The thunder clap of Google’s Matt Cutts’s Twitter post could be heard across the web this week with the announcement of the search engine’s latest update, Panda 4.0.
Of course the type of Panda I’m talking about isn’t a cute bear from China. It’s the name of an algorithm used by Google to filter out low quality content from search results.
The first Panda update in Feb, 2011 was fairly aggressive, affecting about 11% of queries on Google and millions of searchers. Panda also had an impact on more than a few website owners who fell from the search results like hail from the sky.
Barry Schwartz at Search Engine Roundtable reports that this most recent Panda update is expected to affect 7.5% of English search queries and with 12.5 billion searches per month on Google, that could be a pretty big storm for the SEO world.
For the most part, the types of content being washed away in the Panda rain represent the low end of the quality spectrum: thin content without much substance, duplicate content and spammy content.
A Softer, Gentler Panda? Unfortunately, many small businesses were caught up in those earlier updates, but Google has been rolling out a number of refinements to Panda since, to “soften” things up a bit. That is how Panda 4.0 has been characterized on several of the Search Engine Marketing websites covering the space. Not only did Google roll out this major update in it’s efforts to better filter high and low quality sites, but it’s now positioned to continue softening up Panda where needed.
Panda Lightning Strikes: Whether Panda 4.0 was actually a softener or not is up for debate amongst sites like ask.com, ebay.com and examiner.com which were called out by SEO software company SearchMetrics in it’s Winners and Losers List for Google USA. eBay in particular has felt the pain of Panda and Dr. Pete gave a very thorough analysis of that situation over on Moz.
And the Winner Is… Essentially, the analysis is that this iteration of Panda affected sites both positively and negatively. “Winners” from the Panda 4.0 update include: glassdoor.com, buzzfeed.com and consumer affairs.com. Search Engine Watch also reports that some site owners experienced a significant jump in traffic after the update, so it appears that Panda 4.0 isn’t all bad news for site owners.
Panda Overhaul: As a means to filter out low quality content sites from search results, Panda updates have functioned as rolling data refreshes, but Search Engine Land says Panda 4.0 was significant – an update to the algorithm itself.
The Bottom Line With Panda for Digital Marketers: I think the takeaway here is that while many marketers tightened up their search engine optimization efforts, there’s still plenty of “baby getting tossed out with the bath water” when Google makes significant updates (Panda and Penguin). Every website owner and marketer should be watching their web analytics closely to track changes in organic referred traffic.
Don’t Forget Your SEO Umbrella: Even if a company thinks their content holds up to the Panda quality filter, it’s important to have a complete audit of all past content as well. It’s not enough to make a commitment to creating robust content that’s easy to find and share in the future, but to determine if any historical content has now become a liability.

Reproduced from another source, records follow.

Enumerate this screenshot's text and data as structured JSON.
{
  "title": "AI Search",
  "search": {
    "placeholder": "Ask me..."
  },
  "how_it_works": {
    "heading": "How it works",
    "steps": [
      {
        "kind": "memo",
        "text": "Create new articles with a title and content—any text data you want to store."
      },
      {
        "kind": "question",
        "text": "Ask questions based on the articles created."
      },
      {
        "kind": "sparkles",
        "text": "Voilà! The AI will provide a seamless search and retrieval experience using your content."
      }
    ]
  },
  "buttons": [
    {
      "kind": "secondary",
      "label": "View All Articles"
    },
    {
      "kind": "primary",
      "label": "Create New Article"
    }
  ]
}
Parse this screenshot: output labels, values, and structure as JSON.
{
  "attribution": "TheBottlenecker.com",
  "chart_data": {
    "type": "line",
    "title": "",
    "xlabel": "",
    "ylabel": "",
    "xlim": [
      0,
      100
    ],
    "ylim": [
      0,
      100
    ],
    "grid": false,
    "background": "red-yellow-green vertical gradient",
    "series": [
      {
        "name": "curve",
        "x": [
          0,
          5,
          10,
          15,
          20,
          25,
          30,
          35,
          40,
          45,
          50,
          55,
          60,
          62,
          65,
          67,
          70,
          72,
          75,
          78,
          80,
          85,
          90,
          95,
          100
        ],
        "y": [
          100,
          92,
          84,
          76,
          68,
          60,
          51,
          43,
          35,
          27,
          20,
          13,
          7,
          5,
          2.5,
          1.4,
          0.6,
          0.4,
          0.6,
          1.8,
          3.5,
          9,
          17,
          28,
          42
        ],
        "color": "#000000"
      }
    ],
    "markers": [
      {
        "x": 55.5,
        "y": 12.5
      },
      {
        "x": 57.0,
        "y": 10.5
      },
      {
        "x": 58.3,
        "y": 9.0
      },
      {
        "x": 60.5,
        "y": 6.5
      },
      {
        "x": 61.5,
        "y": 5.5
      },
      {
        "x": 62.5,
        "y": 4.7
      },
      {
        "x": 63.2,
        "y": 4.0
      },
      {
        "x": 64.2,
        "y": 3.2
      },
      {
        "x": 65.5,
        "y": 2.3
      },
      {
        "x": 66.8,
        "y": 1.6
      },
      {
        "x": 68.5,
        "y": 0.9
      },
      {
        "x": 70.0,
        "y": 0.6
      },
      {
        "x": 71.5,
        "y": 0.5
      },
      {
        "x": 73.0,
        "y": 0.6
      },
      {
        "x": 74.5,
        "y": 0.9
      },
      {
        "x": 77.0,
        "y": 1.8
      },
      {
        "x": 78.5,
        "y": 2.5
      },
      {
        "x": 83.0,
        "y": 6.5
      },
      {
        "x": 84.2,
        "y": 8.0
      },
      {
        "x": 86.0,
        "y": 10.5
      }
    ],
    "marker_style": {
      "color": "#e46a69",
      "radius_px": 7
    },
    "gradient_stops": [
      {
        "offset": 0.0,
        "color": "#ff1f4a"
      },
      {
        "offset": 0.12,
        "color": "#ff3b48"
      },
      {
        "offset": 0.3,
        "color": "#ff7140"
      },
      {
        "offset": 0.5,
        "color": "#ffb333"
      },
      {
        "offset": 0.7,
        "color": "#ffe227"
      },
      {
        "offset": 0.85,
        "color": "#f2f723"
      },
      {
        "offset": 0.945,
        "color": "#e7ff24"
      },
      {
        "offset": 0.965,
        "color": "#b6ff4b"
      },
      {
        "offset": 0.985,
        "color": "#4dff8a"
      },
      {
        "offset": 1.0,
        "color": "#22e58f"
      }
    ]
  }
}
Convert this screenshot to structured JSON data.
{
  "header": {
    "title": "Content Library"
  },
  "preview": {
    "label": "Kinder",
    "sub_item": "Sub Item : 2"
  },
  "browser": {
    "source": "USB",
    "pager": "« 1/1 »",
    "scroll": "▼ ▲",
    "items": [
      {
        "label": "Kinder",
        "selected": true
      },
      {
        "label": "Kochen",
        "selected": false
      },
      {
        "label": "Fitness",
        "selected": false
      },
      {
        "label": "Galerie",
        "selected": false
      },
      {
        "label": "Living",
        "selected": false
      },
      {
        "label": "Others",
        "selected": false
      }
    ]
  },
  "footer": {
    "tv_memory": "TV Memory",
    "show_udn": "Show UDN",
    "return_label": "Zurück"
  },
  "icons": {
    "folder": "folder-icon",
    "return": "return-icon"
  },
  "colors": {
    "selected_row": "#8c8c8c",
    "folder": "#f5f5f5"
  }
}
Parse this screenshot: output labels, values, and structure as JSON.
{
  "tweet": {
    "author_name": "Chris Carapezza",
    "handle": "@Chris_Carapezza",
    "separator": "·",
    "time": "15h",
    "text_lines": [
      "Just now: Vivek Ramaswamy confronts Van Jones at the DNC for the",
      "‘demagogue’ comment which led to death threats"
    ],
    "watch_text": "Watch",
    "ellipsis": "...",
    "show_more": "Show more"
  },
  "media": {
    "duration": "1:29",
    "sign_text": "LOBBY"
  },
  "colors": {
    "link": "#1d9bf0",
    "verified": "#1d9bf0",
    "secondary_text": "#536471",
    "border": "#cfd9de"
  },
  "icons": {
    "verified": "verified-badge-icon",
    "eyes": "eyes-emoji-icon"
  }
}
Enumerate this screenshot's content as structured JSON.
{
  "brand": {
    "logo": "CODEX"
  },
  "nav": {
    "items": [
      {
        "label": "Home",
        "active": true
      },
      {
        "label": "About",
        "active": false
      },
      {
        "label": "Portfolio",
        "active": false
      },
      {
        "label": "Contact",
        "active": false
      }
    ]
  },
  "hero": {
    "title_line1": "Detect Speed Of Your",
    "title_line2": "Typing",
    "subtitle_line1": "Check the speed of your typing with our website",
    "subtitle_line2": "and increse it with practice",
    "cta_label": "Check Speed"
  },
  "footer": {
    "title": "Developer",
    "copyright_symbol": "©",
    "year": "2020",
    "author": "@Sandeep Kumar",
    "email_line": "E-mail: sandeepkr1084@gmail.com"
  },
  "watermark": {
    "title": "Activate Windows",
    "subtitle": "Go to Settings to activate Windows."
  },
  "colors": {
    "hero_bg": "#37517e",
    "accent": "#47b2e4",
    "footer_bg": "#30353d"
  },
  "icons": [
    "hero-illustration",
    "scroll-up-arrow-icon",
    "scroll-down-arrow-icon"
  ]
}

If you’re not sure how to manage content and links for maximum SEO benefit and minimum Google penalty, there’s a lot of advice on the topic and plenty of consultants willing to audit and manage it (including TopRank Marketing).
Content Isn’t the Only Way to Get Wet: Along with the content on your website, inbound and internal links should also be managed. Companies may be entirely focused on PR related efforts for link acquisition from the most credible of editorial sources, but the totality of a company’s link profile must also be maintained. It’s not above competitors to send nasty links your way in an effort to pull your competitive advantage away. Some of the link sources put in place years ago could not become a liability with Google Penguin – of which another update is imminent.
No Matter How White Hat, Prim and Proper Your SEO Raincoat Is, it’s important to monitor, manage and optimize the search performance of your search marketing assets on an ongoing basis. Just because SEO has changed significantly, doesn’t mean search engines have become static. There’s nothing static about search engines. The continuous change and updates to what’s allowable means companies that expect to attract new business and be easy to find for current customers, will need to maintain search engine readiness.
No site is truly immune to Google’s decisions and that is why no business should have all it’s online marketing eggs in the Google basket.
Has your site been affected by Google’s Panda 4.0 update? Have you seen a sudden drop in organic search traffic form Google in the past week?